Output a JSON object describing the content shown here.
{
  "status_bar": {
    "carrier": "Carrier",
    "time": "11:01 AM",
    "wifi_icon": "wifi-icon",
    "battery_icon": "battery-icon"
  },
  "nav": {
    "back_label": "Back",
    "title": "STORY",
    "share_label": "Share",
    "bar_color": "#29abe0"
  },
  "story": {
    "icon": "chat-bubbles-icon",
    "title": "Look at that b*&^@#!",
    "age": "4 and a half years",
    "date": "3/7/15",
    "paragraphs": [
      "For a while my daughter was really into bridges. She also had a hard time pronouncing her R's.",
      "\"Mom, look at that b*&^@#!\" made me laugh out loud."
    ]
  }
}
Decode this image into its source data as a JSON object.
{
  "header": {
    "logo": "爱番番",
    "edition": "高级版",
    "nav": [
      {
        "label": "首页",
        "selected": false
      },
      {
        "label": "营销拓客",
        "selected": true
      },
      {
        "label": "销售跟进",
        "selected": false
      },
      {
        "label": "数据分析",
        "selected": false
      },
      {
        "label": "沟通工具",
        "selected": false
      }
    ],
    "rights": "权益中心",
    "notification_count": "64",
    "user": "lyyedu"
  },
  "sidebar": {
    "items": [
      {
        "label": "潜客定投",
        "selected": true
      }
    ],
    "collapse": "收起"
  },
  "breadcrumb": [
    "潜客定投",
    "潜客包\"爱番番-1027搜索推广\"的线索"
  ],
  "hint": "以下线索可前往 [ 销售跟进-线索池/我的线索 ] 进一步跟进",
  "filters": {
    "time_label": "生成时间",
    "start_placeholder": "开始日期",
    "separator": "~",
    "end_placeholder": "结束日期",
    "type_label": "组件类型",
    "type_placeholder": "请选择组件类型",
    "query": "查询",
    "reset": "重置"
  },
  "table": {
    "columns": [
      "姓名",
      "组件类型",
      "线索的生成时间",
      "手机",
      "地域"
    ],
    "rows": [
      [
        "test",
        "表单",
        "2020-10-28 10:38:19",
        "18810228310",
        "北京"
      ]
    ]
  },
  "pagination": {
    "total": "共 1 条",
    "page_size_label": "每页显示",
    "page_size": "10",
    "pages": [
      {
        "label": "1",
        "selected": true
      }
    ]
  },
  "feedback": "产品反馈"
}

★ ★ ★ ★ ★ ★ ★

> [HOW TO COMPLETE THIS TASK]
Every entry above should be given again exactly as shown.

> [OUTPUT FOR THIS EXERCISE]
Output a JSON object describing the content shown here.
{
  "status_bar": {
    "carrier": "Carrier",
    "time": "11:01 AM",
    "wifi_icon": "wifi-icon",
    "battery_icon": "battery-icon"
  },
  "nav": {
    "back_label": "Back",
    "title": "STORY",
    "share_label": "Share",
    "bar_color": "#29abe0"
  },
  "story": {
    "icon": "chat-bubbles-icon",
    "title": "Look at that b*&^@#!",
    "age": "4 and a half years",
    "date": "3/7/15",
    "paragraphs": [
      "For a while my daughter was really into bridges. She also had a hard time pronouncing her R's.",
      "\"Mom, look at that b*&^@#!\" made me laugh out loud."
    ]
  }
}
Decode this image into its source data as a JSON object.
{
  "header": {
    "logo": "爱番番",
    "edition": "高级版",
    "nav": [
      {
        "label": "首页",
        "selected": false
      },
      {
        "label": "营销拓客",
        "selected": true
      },
      {
        "label": "销售跟进",
        "selected": false
      },
      {
        "label": "数据分析",
        "selected": false
      },
      {
        "label": "沟通工具",
        "selected": false
      }
    ],
    "rights": "权益中心",
    "notification_count": "64",
    "user": "lyyedu"
  },
  "sidebar": {
    "items": [
      {
        "label": "潜客定投",
        "selected": true
      }
    ],
    "collapse": "收起"
  },
  "breadcrumb": [
    "潜客定投",
    "潜客包\"爱番番-1027搜索推广\"的线索"
  ],
  "hint": "以下线索可前往 [ 销售跟进-线索池/我的线索 ] 进一步跟进",
  "filters": {
    "time_label": "生成时间",
    "start_placeholder": "开始日期",
    "separator": "~",
    "end_placeholder": "结束日期",
    "type_label": "组件类型",
    "type_placeholder": "请选择组件类型",
    "query": "查询",
    "reset": "重置"
  },
  "table": {
    "columns": [
      "姓名",
      "组件类型",
      "线索的生成时间",
      "手机",
      "地域"
    ],
    "rows": [
      [
        "test",
        "表单",
        "2020-10-28 10:38:19",
        "18810228310",
        "北京"
      ]
    ]
  },
  "pagination": {
    "total": "共 1 条",
    "page_size_label": "每页显示",
    "page_size": "10",
    "pages": [
      {
        "label": "1",
        "selected": true
      }
    ]
  },
  "feedback": "产品反馈"
}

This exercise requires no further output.